Ministerio Palabra de Vida
A weekend of firsts. That’s good, right?
I’m often invited to churches by members of the congregation. For example, I was invited this week to the Reno Outpouring at John Ascuaga’s Nugget by Pastor Eric Moen. But I’ve never had a non-church-affiliated friend accompany me to church just to see what’s up. Well, my friend Dianna accompanied Hunter and I to the Word of Life Ministry service to see Mario Murillo, a noted healer, do his preaching. And it was the first time I’d seen a “healer” at work. This was also the first evangelical Christian Spanish service I’ve attended. And it was the first service where speaking in tongues was a featured part of the proceedings, although I’ve seen the practice at other places.
Not to be disrespectful, but when a service is bilingual, it’s kind of funny to watch the translator translate Spanish to English, but then be stymied with “speaking in tongues” to “speaking in tongues.” I was waiting to see if she’d go from “speaking in tongues” to English.
We started our Sunday evening with a mistake: The Reno Outpouring website, renooutpouring.com, said the service was at 6 p.m., when it was really at 7 p.m. So when you consider that the service didn’t conclude until almost 9:30 p.m., Hunter had a very long night.
But what a night. This is a pretty sensational service with rockin’ music and dance, passionate preaching and tears all around.
On the left hand of the chancel, there was a mostly women choir of eight, to stage right was a drum kit, two keyboards, a bass and an amplified acoustic guitar. There were several bouquets, a screen for scripture passages and song lyrics above, and a Lucite lectern for speakers. The music pastor or song leader Karen Macias was a ball of fire. Honestly, this was as much an “experience” as it was a service. It might be awhile before I get back here, but I do want to see Pastor César Minera speak. While he was definitely the opening act to Murillo, he interjected humor and soulfulness into the proceedings.
This little church congregation dresses better than most churches I’ve been in and really, really rocks musically. They also had a group of four women—dressed in black leotards and red or purple tutus—perform a dance like I’d never before seen in a church service. But why shouldn’t dance be a more common occurrence in church?
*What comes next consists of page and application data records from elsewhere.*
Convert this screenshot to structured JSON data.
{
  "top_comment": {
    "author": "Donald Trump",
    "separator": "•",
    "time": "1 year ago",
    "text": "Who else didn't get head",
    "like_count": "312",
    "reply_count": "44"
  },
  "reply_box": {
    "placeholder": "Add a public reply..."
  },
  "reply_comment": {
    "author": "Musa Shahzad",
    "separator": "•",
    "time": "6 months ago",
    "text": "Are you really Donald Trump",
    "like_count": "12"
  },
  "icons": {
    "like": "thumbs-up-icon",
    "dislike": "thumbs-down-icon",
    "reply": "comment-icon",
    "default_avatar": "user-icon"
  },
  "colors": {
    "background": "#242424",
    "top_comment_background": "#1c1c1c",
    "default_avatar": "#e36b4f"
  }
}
Murillo, who spoke in English, was introduced by Pastor Moen, and Pastor Minera provided the Spanish translation. Murillo began his sermon with a quote from Acts 14: 8, which told the story of Paul healing a crippled man.
“We need more miracles today,” said Murillo. “It will give our preaching much more authority. … We’ll be able to tell people to change their lives.”
To prepare the audience for the Holy Spirit’s healing, he told of a time in Pasadena when a drunk man, his mother and a boy who suffered from spina bifida—a disease where the vertebrae don’t fully form over the spinal cord—attended one of his services. The boy, whose legs were basically “sticks,” ended up running across the stage into Murillo’s arms. Murillo also said that now is a desperate time for the Earth, a time when miracles will be part of everyday life.
“I believe that the world has become evil,” he said. “It’s not just evil, but it’s supernaturally broken. … It’s time for bold preaching because there is desperate need.”
And with that, the healing began. It ended in tears with about 50 people at the front of the church, Murillo’s promised “harvest of souls.”